= INPUT MATERIAL =
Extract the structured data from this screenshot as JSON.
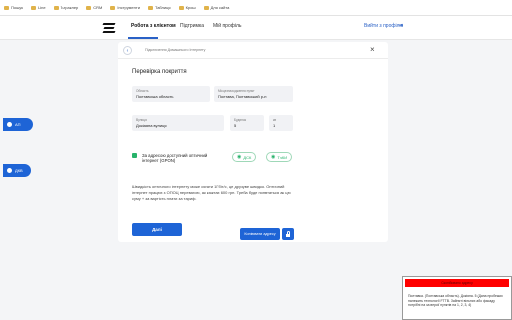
{
  "bookmarks": [
    {
      "icon": "folder-icon",
      "label": "Пошук"
    },
    {
      "icon": "folder-icon",
      "label": "Line"
    },
    {
      "icon": "folder-icon",
      "label": "Ъграклер"
    },
    {
      "icon": "folder-icon",
      "label": "CRM"
    },
    {
      "icon": "folder-icon",
      "label": "Інструменти"
    },
    {
      "icon": "folder-icon",
      "label": "Таблиця"
    },
    {
      "icon": "folder-icon",
      "label": "Крош"
    },
    {
      "icon": "folder-icon",
      "label": "Для сайта"
    }
  ],
  "nav": {
    "items": [
      {
        "label": "Робота з клієнтом",
        "active": true
      },
      {
        "label": "Підтримка",
        "active": false
      },
      {
        "label": "Мій профіль",
        "active": false
      }
    ],
    "logout": "Вийти з профілю"
  },
  "side_buttons": [
    {
      "label": "АП",
      "icon": "chat-icon"
    },
    {
      "label": "ДКВ",
      "icon": "chat-icon"
    }
  ],
  "card": {
    "breadcrumb": "Підключення Домашнього Інтернету",
    "title": "Перевірка покриття",
    "fields": {
      "region": {
        "label": "Область",
        "value": "Полтавська область"
      },
      "locality": {
        "label": "Місцезнаходження пункт",
        "value": "Полтава, Полтавський р-н"
      },
      "street": {
        "label": "Вулиця",
        "value": "Докіаяна вулиця"
      },
      "building": {
        "label": "Будинок",
        "value": "5"
      },
      "apartment": {
        "label": "кв",
        "value": "1"
      }
    },
    "technology": {
      "text": "За адресою доступний оптичний інтернет (GPON)",
      "pill_dsk": "ДСК",
      "pill_tvbi": "ТчКИ"
    },
    "info_text": "Швидкість оптичного інтернету може сягати 1Гбіт/с, це друзуве швидко. Оптичний інтернет працює з ОПОЦ перевагою, ак кажтає 600 грн. Треба буде попвтаться ак цю суму + за вартість плати за тариф.",
    "next_button": "Далі",
    "copy_button": "Копіювати адресу"
  },
  "notice": {
    "header": "Скопійовано адресу",
    "body": "Полтавка. (Полтавська область). Докіяна. 5 (Дана пробежки належить технології FTTB. Зайняті вільних або фасаду потрібні на за версії пунктів на 1, 2, 3, 4)"
  },
  "colors": {
    "accent": "#1e64d6",
    "success": "#27b36b",
    "alert": "#ff0000"
  }
}
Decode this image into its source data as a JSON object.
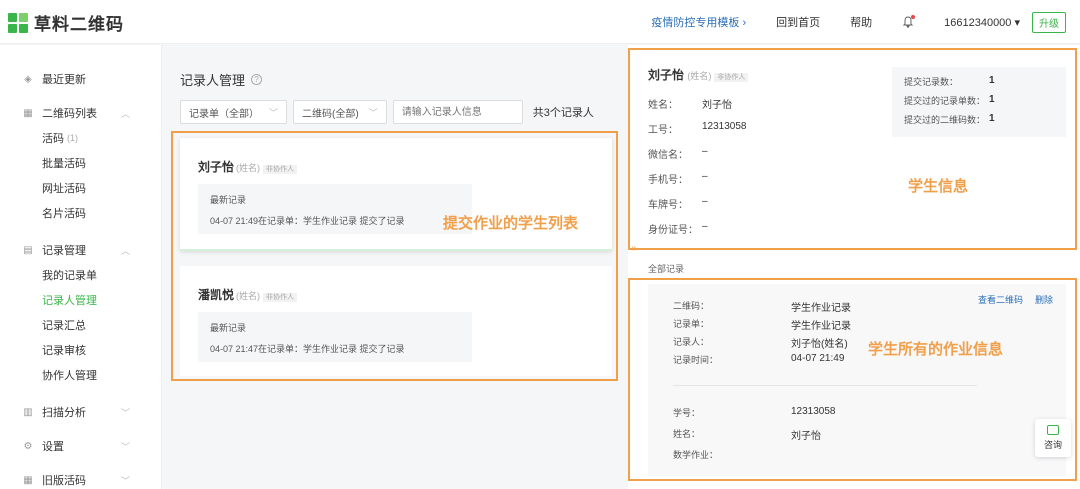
{
  "header": {
    "logo_text": "草料二维码",
    "nav": {
      "epidemic": "疫情防控专用模板 ›",
      "home": "回到首页",
      "help": "帮助",
      "user": "16612340000 ▾",
      "upgrade": "升级"
    }
  },
  "sidebar": {
    "recent": "最近更新",
    "qr_list": "二维码列表",
    "qr_items": [
      "活码",
      "批量活码",
      "网址活码",
      "名片活码"
    ],
    "qr_count": "(1)",
    "record_mgmt": "记录管理",
    "record_items": [
      "我的记录单",
      "记录人管理",
      "记录汇总",
      "记录审核",
      "协作人管理"
    ],
    "scan": "扫描分析",
    "settings": "设置",
    "old": "旧版活码"
  },
  "main": {
    "title": "记录人管理",
    "filter_form": "记录单（全部）",
    "filter_qr": "二维码(全部)",
    "search_placeholder": "请输入记录人信息",
    "count": "共3个记录人",
    "cards": [
      {
        "name": "刘子怡",
        "sub": "(姓名)",
        "tag": "非协作人",
        "label": "最新记录",
        "text": "04-07 21:49在记录单：学生作业记录 提交了记录"
      },
      {
        "name": "潘凯悦",
        "sub": "(姓名)",
        "tag": "非协作人",
        "label": "最新记录",
        "text": "04-07 21:47在记录单：学生作业记录 提交了记录"
      }
    ],
    "annotation": "提交作业的学生列表"
  },
  "detail": {
    "name": "刘子怡",
    "sub": "(姓名)",
    "tag": "非协作人",
    "fields": [
      {
        "k": "姓名：",
        "v": "刘子怡"
      },
      {
        "k": "工号：",
        "v": "12313058"
      },
      {
        "k": "微信名：",
        "v": "–"
      },
      {
        "k": "手机号：",
        "v": "–"
      },
      {
        "k": "车牌号：",
        "v": "–"
      },
      {
        "k": "身份证号：",
        "v": "–"
      }
    ],
    "stats": [
      {
        "k": "提交记录数：",
        "v": "1"
      },
      {
        "k": "提交过的记录单数：",
        "v": "1"
      },
      {
        "k": "提交过的二维码数：",
        "v": "1"
      }
    ],
    "annotation": "学生信息",
    "all_records": "全部记录",
    "record": {
      "links": [
        "查看二维码",
        "删除"
      ],
      "rows": [
        {
          "k": "二维码：",
          "v": "学生作业记录"
        },
        {
          "k": "记录单：",
          "v": "学生作业记录"
        },
        {
          "k": "记录人：",
          "v": "刘子怡(姓名)"
        },
        {
          "k": "记录时间：",
          "v": "04-07 21:49"
        }
      ],
      "rows2": [
        {
          "k": "学号：",
          "v": "12313058"
        },
        {
          "k": "姓名：",
          "v": "刘子怡"
        },
        {
          "k": "数学作业：",
          "v": ""
        }
      ]
    },
    "record_annotation": "学生所有的作业信息",
    "consult": "咨询"
  }
}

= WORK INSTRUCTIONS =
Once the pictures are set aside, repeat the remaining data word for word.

= OUTPUT OF THE EXERCISE =
Extract the structured data from this screenshot as JSON.
{
  "bookmarks": [
    {
      "icon": "folder-icon",
      "label": "Пошук"
    },
    {
      "icon": "folder-icon",
      "label": "Line"
    },
    {
      "icon": "folder-icon",
      "label": "Ъграклер"
    },
    {
      "icon": "folder-icon",
      "label": "CRM"
    },
    {
      "icon": "folder-icon",
      "label": "Інструменти"
    },
    {
      "icon": "folder-icon",
      "label": "Таблиця"
    },
    {
      "icon": "folder-icon",
      "label": "Крош"
    },
    {
      "icon": "folder-icon",
      "label": "Для сайта"
    }
  ],
  "nav": {
    "items": [
      {
        "label": "Робота з клієнтом",
        "active": true
      },
      {
        "label": "Підтримка",
        "active": false
      },
      {
        "label": "Мій профіль",
        "active": false
      }
    ],
    "logout": "Вийти з профілю"
  },
  "side_buttons": [
    {
      "label": "АП",
      "icon": "chat-icon"
    },
    {
      "label": "ДКВ",
      "icon": "chat-icon"
    }
  ],
  "card": {
    "breadcrumb": "Підключення Домашнього Інтернету",
    "title": "Перевірка покриття",
    "fields": {
      "region": {
        "label": "Область",
        "value": "Полтавська область"
      },
      "locality": {
        "label": "Місцезнаходження пункт",
        "value": "Полтава, Полтавський р-н"
      },
      "street": {
        "label": "Вулиця",
        "value": "Докіаяна вулиця"
      },
      "building": {
        "label": "Будинок",
        "value": "5"
      },
      "apartment": {
        "label": "кв",
        "value": "1"
      }
    },
    "technology": {
      "text": "За адресою доступний оптичний інтернет (GPON)",
      "pill_dsk": "ДСК",
      "pill_tvbi": "ТчКИ"
    },
    "info_text": "Швидкість оптичного інтернету може сягати 1Гбіт/с, це друзуве швидко. Оптичний інтернет працює з ОПОЦ перевагою, ак кажтає 600 грн. Треба буде попвтаться ак цю суму + за вартість плати за тариф.",
    "next_button": "Далі",
    "copy_button": "Копіювати адресу"
  },
  "notice": {
    "header": "Скопійовано адресу",
    "body": "Полтавка. (Полтавська область). Докіяна. 5 (Дана пробежки належить технології FTTB. Зайняті вільних або фасаду потрібні на за версії пунктів на 1, 2, 3, 4)"
  },
  "colors": {
    "accent": "#1e64d6",
    "success": "#27b36b",
    "alert": "#ff0000"
  }
}
Decode this image into its source data as a JSON object.
{
  "header": {
    "logo_text": "草料二维码",
    "nav": {
      "epidemic": "疫情防控专用模板 ›",
      "home": "回到首页",
      "help": "帮助",
      "user": "16612340000 ▾",
      "upgrade": "升级"
    }
  },
  "sidebar": {
    "recent": "最近更新",
    "qr_list": "二维码列表",
    "qr_items": [
      "活码",
      "批量活码",
      "网址活码",
      "名片活码"
    ],
    "qr_count": "(1)",
    "record_mgmt": "记录管理",
    "record_items": [
      "我的记录单",
      "记录人管理",
      "记录汇总",
      "记录审核",
      "协作人管理"
    ],
    "scan": "扫描分析",
    "settings": "设置",
    "old": "旧版活码"
  },
  "main": {
    "title": "记录人管理",
    "filter_form": "记录单（全部）",
    "filter_qr": "二维码(全部)",
    "search_placeholder": "请输入记录人信息",
    "count": "共3个记录人",
    "cards": [
      {
        "name": "刘子怡",
        "sub": "(姓名)",
        "tag": "非协作人",
        "label": "最新记录",
        "text": "04-07 21:49在记录单：学生作业记录 提交了记录"
      },
      {
        "name": "潘凯悦",
        "sub": "(姓名)",
        "tag": "非协作人",
        "label": "最新记录",
        "text": "04-07 21:47在记录单：学生作业记录 提交了记录"
      }
    ],
    "annotation": "提交作业的学生列表"
  },
  "detail": {
    "name": "刘子怡",
    "sub": "(姓名)",
    "tag": "非协作人",
    "fields": [
      {
        "k": "姓名：",
        "v": "刘子怡"
      },
      {
        "k": "工号：",
        "v": "12313058"
      },
      {
        "k": "微信名：",
        "v": "–"
      },
      {
        "k": "手机号：",
        "v": "–"
      },
      {
        "k": "车牌号：",
        "v": "–"
      },
      {
        "k": "身份证号：",
        "v": "–"
      }
    ],
    "stats": [
      {
        "k": "提交记录数：",
        "v": "1"
      },
      {
        "k": "提交过的记录单数：",
        "v": "1"
      },
      {
        "k": "提交过的二维码数：",
        "v": "1"
      }
    ],
    "annotation": "学生信息",
    "all_records": "全部记录",
    "record": {
      "links": [
        "查看二维码",
        "删除"
      ],
      "rows": [
        {
          "k": "二维码：",
          "v": "学生作业记录"
        },
        {
          "k": "记录单：",
          "v": "学生作业记录"
        },
        {
          "k": "记录人：",
          "v": "刘子怡(姓名)"
        },
        {
          "k": "记录时间：",
          "v": "04-07 21:49"
        }
      ],
      "rows2": [
        {
          "k": "学号：",
          "v": "12313058"
        },
        {
          "k": "姓名：",
          "v": "刘子怡"
        },
        {
          "k": "数学作业：",
          "v": ""
        }
      ]
    },
    "record_annotation": "学生所有的作业信息",
    "consult": "咨询"
  }
}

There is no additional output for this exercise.